• Required work: Search the data for the word "documented" and copy out every line that has it.
BEGIN Given records
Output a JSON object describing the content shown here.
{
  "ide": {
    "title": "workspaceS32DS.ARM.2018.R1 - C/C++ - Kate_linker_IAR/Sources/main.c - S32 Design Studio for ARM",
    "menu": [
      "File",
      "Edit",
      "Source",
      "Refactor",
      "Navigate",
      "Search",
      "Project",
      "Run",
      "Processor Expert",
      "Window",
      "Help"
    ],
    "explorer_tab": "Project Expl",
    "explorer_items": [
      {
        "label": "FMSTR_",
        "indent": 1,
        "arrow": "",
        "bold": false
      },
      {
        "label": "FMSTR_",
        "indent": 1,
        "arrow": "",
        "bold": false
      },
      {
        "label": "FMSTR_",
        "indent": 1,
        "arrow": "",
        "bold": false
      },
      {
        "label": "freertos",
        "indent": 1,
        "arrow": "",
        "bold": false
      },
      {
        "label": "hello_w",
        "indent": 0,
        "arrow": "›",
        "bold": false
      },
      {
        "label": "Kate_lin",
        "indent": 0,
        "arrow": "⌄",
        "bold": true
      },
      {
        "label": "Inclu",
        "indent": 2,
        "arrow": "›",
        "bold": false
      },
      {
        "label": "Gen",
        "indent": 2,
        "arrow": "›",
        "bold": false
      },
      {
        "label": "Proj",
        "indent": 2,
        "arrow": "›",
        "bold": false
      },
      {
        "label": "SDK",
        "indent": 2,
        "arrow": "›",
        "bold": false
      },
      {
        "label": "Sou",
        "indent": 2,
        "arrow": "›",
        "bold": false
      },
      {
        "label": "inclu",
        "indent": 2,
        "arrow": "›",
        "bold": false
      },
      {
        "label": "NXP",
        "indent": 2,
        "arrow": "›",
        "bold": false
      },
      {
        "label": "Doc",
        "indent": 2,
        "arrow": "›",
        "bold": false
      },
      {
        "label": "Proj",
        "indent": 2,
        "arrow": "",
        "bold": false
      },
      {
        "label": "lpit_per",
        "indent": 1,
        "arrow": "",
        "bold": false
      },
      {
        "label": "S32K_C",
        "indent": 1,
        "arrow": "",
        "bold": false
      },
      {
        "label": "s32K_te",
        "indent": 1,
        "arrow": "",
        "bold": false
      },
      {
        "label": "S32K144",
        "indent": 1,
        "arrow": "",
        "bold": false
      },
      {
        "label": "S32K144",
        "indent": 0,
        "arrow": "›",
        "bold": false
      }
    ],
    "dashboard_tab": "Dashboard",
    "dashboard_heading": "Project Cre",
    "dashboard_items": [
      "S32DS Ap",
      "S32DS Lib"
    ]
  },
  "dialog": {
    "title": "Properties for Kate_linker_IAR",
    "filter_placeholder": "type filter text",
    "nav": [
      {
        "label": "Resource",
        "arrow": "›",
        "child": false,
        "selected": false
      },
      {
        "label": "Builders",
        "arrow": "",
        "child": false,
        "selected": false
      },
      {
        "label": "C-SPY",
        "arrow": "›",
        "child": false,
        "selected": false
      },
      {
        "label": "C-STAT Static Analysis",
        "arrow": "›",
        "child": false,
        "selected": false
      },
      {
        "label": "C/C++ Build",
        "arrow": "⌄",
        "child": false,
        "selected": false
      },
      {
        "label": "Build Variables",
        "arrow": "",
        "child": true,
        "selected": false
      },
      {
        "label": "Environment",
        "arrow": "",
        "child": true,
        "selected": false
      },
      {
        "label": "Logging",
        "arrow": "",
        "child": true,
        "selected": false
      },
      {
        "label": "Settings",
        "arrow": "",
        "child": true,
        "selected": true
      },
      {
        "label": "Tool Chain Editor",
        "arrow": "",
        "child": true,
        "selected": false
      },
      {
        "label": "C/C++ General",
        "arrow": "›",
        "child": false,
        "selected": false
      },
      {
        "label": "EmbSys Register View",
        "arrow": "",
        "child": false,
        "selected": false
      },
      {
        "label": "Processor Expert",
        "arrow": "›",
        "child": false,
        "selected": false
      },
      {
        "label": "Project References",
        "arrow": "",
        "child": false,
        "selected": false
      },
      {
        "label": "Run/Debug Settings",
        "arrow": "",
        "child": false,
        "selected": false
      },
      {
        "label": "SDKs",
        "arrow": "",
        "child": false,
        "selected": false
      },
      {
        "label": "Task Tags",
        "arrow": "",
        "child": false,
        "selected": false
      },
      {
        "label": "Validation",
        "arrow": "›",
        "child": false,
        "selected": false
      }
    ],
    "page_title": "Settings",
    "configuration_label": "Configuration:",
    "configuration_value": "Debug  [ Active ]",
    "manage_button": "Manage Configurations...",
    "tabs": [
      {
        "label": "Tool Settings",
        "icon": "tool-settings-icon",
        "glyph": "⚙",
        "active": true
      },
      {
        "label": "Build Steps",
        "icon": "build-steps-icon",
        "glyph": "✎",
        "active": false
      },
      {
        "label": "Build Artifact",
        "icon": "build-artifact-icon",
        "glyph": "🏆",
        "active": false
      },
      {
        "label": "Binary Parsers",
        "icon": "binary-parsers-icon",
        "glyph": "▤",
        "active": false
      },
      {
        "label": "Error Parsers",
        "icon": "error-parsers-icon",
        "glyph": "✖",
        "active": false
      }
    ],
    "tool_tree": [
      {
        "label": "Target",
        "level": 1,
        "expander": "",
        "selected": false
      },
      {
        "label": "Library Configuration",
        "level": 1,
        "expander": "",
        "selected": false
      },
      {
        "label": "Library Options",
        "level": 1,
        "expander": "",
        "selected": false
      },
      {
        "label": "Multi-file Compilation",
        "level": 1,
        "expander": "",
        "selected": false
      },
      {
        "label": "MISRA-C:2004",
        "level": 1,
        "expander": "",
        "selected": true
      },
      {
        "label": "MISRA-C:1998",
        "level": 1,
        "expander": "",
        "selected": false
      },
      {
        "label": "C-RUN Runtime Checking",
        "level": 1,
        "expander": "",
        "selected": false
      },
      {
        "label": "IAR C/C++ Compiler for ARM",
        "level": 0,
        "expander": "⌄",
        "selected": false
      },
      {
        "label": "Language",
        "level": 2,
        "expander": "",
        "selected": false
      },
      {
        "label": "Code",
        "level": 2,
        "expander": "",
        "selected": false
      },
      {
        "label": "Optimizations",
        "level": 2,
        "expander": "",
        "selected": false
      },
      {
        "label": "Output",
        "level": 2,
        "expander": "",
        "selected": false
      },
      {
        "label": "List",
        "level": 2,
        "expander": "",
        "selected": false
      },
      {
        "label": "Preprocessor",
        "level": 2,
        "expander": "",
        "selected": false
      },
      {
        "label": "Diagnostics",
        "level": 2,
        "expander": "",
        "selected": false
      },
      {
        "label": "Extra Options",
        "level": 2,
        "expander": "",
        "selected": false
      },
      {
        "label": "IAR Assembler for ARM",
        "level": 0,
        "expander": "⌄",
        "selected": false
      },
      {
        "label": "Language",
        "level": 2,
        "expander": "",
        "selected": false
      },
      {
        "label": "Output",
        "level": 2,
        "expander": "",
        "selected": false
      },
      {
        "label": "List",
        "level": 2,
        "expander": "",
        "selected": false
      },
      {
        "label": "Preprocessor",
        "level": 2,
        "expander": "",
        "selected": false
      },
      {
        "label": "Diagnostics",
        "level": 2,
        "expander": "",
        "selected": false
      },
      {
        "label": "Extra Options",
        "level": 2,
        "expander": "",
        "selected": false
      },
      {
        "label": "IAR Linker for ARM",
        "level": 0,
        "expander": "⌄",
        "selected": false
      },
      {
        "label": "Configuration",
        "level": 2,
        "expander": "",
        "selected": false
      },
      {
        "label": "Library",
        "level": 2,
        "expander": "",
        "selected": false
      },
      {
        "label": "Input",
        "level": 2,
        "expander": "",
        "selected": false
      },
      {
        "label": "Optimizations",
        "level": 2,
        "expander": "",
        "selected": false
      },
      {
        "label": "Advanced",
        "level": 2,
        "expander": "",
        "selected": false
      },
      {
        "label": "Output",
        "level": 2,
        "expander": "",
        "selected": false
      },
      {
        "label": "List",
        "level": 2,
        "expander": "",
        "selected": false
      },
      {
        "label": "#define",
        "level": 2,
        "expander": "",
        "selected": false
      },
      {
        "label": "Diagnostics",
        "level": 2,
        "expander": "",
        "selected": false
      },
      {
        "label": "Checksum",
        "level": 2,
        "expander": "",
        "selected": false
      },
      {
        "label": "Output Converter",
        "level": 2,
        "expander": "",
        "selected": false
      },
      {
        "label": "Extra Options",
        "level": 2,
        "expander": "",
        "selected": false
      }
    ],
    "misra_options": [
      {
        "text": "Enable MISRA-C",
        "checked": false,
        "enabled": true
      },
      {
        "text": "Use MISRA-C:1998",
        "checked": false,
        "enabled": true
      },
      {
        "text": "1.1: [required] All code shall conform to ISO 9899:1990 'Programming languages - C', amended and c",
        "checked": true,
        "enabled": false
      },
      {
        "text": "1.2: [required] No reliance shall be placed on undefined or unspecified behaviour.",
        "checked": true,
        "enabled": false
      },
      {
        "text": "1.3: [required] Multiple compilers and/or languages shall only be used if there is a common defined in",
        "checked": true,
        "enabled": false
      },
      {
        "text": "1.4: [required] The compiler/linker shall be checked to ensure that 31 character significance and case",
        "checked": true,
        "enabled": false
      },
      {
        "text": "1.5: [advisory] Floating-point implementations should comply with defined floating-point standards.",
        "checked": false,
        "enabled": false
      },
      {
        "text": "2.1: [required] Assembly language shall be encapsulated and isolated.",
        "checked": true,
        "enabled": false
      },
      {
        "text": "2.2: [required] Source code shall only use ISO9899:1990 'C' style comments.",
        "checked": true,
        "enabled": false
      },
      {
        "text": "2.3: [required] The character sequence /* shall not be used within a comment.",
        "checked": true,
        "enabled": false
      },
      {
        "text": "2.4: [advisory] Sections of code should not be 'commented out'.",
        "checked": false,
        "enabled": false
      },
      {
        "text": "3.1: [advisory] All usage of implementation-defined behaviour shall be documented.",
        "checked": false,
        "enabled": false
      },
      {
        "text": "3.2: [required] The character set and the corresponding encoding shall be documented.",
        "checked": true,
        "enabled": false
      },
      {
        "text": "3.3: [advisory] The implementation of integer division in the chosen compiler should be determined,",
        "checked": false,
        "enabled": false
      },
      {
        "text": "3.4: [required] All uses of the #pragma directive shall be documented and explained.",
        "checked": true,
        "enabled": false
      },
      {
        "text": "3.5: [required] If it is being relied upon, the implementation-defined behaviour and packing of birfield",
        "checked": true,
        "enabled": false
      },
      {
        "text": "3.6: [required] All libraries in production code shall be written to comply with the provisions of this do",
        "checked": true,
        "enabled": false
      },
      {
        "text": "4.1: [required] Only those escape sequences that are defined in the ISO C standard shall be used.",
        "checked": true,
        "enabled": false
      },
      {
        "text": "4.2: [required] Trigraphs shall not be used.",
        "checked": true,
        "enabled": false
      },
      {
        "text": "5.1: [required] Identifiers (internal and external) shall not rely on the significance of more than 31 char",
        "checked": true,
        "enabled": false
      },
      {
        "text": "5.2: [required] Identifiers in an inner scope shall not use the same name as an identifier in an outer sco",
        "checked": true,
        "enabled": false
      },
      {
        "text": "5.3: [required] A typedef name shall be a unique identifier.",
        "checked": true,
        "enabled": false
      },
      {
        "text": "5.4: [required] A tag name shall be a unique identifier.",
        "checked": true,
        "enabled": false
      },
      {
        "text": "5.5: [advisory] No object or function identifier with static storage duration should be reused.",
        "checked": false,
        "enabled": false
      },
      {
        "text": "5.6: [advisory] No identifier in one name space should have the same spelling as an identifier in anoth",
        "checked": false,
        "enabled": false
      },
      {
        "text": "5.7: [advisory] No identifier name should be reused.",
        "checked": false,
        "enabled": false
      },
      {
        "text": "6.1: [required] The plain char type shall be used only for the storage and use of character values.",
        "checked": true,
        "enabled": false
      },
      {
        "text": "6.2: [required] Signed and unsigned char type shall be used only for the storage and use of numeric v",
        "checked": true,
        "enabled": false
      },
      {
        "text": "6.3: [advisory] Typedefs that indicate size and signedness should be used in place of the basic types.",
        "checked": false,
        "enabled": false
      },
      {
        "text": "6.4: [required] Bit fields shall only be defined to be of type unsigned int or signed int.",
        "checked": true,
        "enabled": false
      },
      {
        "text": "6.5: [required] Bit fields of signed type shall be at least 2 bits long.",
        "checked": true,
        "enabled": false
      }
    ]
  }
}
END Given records
• Solution to this exercise:
        "text": "3.1: [advisory] All usage of implementation-defined behaviour shall be documented.",
        "text": "3.2: [required] The character set and the corresponding encoding shall be documented.",
        "text": "3.4: [required] All uses of the #pragma directive shall be documented and explained.",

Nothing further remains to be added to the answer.